I cannot believe that this was 8 years ago. How happy and carefree we were. How excited we were!

I can start a new year, a new decade, hell I could change my name and move to a new country and this would still be my reality. I would still have lost such a huge part of my heart the day my Benny died. Two steps forward and five steps back. Such is grief.

I just know now to roll with these sucker punches when they happen now. I smile and try to think of my little guy. I hug my babies a little tighter, smile at a stranger, make sure that the ones I love know it. There’s a calm in being able to control the few things that I can.

I don’t like the word ‘resolutions’ so, I will talk about intentions. This one about sums it up for me.

Happy New Year to my fellow loss friends. May this year be a good one for remembering our children.

#thisischildloss

2020

I’m not sure anyone actually enjoys getting older. Tomorrow marks the beginning of another decade and on January 24th I will be entering my 40th year. I was born in 1980, so my birthday always coincides with the year. Each new decade, I am a decade older.

I’d be lying if I said I haven’t been dreading this until recently. How the hell am I that old?? It doesn’t seem possible. I look in the mirror confused by the same eyes that have looked back at me since I was a young girl. Sometimes it feels weird to be in my body. And then I look back at pictures and memories and I’m floored by how much I have done. And how much time has passed.

I always dreaded getting older. My mom died young at 49. The thought of losing everything scared me. Then my son died at 18 months and the term of dying young seemed relative. None of it makes sense.
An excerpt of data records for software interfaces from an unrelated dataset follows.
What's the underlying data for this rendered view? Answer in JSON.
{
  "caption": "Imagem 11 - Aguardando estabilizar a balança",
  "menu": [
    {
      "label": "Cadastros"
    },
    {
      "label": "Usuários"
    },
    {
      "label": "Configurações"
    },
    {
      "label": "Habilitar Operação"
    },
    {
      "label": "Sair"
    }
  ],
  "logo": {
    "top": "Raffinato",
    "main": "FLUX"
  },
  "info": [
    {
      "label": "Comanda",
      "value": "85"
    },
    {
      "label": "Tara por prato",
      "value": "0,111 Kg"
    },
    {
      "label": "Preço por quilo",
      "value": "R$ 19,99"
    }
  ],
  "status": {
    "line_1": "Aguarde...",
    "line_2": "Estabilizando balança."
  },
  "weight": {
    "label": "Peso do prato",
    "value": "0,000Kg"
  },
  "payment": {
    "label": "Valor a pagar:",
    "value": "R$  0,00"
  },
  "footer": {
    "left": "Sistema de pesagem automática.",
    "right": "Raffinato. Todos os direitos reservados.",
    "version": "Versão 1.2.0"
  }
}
About a year ago a fellow loss mama shared with me that she loves getting older. And I didn’t know what to say. I hadn’t ever thought of that attitude as an option. But now as I look back on the last decade, not only am I happy to be getting older, because of every day is a gift, I cannot wait until midnight.

Everything is numbers for me. And these last 10 years have SUCKED. I continue to feel like my 30’s weren’t so great, ok, they were awful. I am convinced that if I go into my 40’s with an open heart and mind, I may have a fighting chance.

No, there are no promises this decade won’t suck too. That’s ok. It just feels like I grew up. A lot. And maybe I can be better prepared for my 40’s to suck because I’m not only taking the sorrow with me, but the growth as well. And that’s something.

So Happy New Year. In this moment, I welcome my 40’s. We’ll see how I feel about it in 24 days.